The knee-jerk answer to the first question is that Hamas started it by perpetrating the most horrible attack imaginable. But a more informed answer is that what Hamas started was merely the most recent battle in a 75-year war. The war began in 1948 with the creation of Israel. How did this come about?
Beginning in the late 19th century, the Zionist movement, reacting to anti-Semitism and viewing Palestine as historic Jewish territory, encouraged Jews to migrate. In 1917, Britain’s Balfour Declaration announced support for the establishment of a “national home for the Jewish people” in Palestine. In 1947, the UN approved the partition of Palestine into Jewish and Arab states and proposed that Jerusalem, the birthplace of the three Abrahamic religions (Judaism, Christianity, and Islam), be placed under a "Special International Regime".
In 1948, Ben Gurion, Israel’s first prime minister, established the State of Israel with its Declaration of Independence. This triggered the Arab-Israel War which Israel won.
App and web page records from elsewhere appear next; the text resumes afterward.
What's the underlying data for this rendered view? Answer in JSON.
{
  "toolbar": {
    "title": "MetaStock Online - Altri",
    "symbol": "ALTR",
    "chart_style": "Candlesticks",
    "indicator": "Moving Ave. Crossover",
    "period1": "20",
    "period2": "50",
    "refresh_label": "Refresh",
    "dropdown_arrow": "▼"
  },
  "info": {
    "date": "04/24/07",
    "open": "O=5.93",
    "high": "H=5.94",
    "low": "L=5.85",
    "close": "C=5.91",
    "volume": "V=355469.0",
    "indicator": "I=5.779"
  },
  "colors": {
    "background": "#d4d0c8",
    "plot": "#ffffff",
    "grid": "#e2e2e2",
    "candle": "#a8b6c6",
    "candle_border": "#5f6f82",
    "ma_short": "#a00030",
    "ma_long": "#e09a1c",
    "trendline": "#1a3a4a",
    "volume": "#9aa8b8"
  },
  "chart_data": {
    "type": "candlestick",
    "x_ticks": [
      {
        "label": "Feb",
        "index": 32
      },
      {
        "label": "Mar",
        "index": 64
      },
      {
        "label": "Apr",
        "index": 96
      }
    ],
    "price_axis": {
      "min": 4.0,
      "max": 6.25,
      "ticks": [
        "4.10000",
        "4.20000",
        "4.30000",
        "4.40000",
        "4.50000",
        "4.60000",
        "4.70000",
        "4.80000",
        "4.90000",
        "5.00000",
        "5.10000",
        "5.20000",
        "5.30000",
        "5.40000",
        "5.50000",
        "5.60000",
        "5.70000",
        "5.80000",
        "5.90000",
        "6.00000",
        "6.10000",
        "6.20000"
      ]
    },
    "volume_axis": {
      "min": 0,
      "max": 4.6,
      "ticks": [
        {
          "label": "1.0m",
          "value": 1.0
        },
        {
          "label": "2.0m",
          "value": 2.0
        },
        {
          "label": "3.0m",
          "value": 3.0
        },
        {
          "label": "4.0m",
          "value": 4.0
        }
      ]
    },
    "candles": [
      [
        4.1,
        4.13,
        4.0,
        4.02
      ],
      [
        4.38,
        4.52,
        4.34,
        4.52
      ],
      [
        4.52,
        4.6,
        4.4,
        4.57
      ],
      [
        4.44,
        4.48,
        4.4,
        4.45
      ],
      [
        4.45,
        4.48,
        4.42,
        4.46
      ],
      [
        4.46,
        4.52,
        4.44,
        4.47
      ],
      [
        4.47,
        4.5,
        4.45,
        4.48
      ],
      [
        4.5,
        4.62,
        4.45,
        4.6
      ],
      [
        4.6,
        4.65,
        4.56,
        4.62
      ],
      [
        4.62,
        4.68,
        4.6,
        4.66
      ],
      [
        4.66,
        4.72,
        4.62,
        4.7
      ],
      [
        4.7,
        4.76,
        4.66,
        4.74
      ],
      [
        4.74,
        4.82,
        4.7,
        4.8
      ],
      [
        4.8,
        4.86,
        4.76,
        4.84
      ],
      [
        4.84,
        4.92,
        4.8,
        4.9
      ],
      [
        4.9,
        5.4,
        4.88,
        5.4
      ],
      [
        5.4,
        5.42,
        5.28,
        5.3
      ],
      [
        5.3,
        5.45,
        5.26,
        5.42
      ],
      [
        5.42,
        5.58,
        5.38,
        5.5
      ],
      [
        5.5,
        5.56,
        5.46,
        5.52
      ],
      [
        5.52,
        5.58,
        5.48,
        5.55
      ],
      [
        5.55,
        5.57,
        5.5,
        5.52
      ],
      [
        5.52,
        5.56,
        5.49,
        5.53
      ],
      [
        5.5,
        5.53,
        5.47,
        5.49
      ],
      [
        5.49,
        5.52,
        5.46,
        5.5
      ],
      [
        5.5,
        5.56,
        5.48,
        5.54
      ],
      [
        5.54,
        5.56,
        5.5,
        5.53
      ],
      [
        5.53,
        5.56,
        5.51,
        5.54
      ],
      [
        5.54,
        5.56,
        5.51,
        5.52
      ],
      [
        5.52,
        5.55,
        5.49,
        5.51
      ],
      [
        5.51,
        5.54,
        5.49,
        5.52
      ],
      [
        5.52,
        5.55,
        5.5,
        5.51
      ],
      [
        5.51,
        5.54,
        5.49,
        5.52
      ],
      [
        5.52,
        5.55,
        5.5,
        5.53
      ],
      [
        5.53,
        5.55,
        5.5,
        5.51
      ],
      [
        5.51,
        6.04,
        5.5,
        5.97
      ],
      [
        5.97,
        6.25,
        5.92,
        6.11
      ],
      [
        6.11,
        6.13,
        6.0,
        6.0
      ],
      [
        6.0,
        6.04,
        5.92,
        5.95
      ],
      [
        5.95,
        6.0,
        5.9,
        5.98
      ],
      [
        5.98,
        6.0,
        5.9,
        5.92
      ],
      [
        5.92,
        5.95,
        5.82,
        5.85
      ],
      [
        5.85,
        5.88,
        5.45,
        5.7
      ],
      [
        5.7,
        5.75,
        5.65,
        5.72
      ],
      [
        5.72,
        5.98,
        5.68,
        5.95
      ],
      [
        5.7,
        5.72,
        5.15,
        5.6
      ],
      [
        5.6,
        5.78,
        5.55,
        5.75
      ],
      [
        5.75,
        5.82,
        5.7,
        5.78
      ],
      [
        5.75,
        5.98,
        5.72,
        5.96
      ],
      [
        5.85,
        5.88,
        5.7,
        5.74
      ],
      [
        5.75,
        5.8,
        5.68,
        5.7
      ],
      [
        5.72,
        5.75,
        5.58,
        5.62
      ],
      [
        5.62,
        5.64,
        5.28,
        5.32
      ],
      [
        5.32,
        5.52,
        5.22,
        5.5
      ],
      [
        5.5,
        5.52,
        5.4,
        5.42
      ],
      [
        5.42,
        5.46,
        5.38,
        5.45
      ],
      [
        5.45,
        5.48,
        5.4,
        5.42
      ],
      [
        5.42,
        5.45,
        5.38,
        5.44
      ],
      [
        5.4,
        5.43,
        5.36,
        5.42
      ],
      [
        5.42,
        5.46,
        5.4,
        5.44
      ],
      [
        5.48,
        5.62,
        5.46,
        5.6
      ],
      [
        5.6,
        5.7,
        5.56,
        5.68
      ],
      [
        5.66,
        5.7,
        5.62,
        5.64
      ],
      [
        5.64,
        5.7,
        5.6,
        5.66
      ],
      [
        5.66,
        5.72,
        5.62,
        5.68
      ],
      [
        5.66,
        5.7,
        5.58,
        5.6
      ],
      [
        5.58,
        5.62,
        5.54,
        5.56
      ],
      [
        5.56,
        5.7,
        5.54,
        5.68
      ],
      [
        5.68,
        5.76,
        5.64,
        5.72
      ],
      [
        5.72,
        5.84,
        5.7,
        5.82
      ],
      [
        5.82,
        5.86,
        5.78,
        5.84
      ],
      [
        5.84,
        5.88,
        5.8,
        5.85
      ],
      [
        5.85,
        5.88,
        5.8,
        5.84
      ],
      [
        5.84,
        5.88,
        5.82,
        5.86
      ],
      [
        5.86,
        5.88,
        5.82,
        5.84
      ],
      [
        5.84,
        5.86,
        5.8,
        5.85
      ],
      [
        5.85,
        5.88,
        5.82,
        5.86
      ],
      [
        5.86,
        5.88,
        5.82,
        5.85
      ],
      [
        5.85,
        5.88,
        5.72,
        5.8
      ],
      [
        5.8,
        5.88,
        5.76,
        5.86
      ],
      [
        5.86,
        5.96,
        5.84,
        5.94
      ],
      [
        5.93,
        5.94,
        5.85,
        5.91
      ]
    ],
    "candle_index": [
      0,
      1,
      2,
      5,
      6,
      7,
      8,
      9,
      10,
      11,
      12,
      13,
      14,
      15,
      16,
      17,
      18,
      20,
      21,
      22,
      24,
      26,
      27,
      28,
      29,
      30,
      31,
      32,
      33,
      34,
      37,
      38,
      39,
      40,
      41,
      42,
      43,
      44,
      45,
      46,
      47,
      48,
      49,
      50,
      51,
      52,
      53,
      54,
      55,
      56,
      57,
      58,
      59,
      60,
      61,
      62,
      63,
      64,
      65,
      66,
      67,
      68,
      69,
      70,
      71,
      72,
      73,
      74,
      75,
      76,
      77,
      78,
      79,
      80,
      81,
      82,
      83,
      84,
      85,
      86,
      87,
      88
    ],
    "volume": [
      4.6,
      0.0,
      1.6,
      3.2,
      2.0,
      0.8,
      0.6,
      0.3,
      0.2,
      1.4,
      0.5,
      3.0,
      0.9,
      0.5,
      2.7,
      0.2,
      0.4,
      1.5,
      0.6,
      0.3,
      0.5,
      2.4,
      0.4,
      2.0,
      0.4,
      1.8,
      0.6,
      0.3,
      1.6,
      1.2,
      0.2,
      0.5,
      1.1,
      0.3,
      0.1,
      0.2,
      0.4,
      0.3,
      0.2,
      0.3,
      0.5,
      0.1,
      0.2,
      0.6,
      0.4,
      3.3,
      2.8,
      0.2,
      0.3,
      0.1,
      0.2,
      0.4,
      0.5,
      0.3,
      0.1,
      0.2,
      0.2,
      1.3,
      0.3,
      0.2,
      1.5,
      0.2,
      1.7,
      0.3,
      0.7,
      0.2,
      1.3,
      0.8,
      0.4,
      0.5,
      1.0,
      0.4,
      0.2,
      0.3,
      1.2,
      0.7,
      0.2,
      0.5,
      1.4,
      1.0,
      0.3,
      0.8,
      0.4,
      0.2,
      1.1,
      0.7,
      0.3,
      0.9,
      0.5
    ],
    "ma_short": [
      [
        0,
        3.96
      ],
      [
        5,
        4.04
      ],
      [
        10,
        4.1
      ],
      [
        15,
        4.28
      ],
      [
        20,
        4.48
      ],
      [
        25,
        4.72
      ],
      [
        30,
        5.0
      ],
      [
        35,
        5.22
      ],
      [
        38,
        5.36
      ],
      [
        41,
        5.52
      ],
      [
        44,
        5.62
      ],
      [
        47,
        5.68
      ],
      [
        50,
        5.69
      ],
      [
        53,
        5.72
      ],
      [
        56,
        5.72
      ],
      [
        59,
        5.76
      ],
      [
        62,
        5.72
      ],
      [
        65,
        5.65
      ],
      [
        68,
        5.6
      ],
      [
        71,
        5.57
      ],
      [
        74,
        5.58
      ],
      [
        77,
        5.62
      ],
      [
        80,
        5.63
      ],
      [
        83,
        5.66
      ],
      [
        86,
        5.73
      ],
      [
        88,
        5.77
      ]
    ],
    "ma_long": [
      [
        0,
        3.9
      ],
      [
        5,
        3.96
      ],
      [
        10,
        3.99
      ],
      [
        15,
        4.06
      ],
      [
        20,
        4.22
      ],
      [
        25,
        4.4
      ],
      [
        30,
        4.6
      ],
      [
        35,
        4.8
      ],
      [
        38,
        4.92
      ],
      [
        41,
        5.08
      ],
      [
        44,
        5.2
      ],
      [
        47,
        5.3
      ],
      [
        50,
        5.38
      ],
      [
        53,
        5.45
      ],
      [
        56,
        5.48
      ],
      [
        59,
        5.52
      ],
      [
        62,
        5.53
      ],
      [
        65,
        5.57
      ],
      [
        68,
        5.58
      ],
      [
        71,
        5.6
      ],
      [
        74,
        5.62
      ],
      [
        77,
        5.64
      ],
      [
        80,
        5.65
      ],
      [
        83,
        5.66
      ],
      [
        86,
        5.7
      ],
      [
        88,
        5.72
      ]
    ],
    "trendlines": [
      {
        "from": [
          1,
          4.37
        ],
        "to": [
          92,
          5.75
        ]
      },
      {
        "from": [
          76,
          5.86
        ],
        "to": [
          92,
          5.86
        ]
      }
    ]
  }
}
It
immediately unilaterally annexed 60% of what the UN had allotted to Palestine, the West Bank (from Jordan) and Gaza (from Egypt). What has followed has been constant 20th century conflict – the Suez Crisis, the Six Day War, the Munich Massacre, the
Yom Kippur War and the First Lebanese War. In 1978, the Camp David Accords included
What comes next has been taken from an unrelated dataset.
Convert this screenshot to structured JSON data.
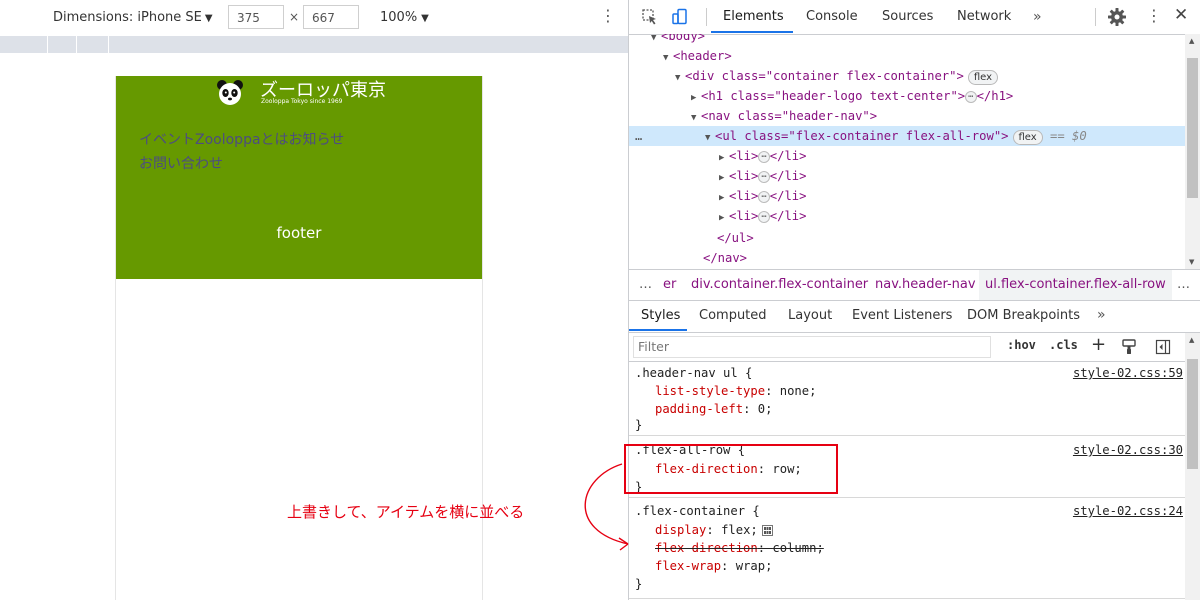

a framework for Palestinian self-government in Gaza and the West Bank but it was never implemented. In 1993, the Oslo Accords established a peace treaty between the PLO’s Arafat and Israel’s Yitzhak Rabin, but conflict between Palestinian factions and the murder of Rabin by an Israeli opposed to the Accords, killed any chances of establishing peace. You’ll learn more about all this in A History of the Israeli-Palestinian Conflict.
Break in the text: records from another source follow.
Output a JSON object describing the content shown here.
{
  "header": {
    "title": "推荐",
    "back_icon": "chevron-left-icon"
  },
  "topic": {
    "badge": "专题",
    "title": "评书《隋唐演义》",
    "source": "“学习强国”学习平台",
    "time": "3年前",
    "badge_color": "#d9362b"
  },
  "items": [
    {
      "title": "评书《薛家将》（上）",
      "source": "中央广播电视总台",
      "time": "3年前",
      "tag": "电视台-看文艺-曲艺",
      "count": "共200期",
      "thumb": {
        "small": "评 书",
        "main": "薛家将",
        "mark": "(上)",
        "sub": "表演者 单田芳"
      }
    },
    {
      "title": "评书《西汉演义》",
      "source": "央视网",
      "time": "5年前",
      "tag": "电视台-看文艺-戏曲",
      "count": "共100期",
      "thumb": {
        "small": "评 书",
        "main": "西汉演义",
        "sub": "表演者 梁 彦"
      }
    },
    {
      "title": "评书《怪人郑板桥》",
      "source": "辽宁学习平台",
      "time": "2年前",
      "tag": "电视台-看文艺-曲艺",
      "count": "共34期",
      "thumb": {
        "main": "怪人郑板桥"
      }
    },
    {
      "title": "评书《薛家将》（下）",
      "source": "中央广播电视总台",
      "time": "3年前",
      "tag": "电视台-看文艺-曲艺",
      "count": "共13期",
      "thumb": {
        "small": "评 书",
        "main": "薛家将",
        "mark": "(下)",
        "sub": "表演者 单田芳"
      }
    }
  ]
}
In summary, Palestinians have been stateless, refugees and effectively imprisoned by Israel in Gaza. They have been victims of settler attacks in the growing West Bank Israeli settlements. Meanwhile, Israel is forced to protect itself from threats to wipe it off the face of the Earth. Does it matter any longer who started this? Must we not focus on how to end it?
The solution is simple but extremely difficult to carry out. Each side must recognize that they are as much the cause of their suffering as are their enemies. Each must accept the legitimacy of their enemies’ grievances and build mutual trust. Palestinians must be granted a self-governing homeland and Israel must be assured the continued existence of their homeland. Each must resist retaliation and, instead, accept that conflict will never solve the problems they face. After all, do the past 75 years not support this?
What can the world do? Must it not resist the human tendency to take sides and instead offer support to both parties? What can we, as individuals, do? Must we not recognize that “there ain’t no good guys; there ain’t no bad guys; there’s just you and me and we just disagree”? Must we all not champion what Christ taught in The Neighbour in the Greatest Commandment? Must it not take all of us?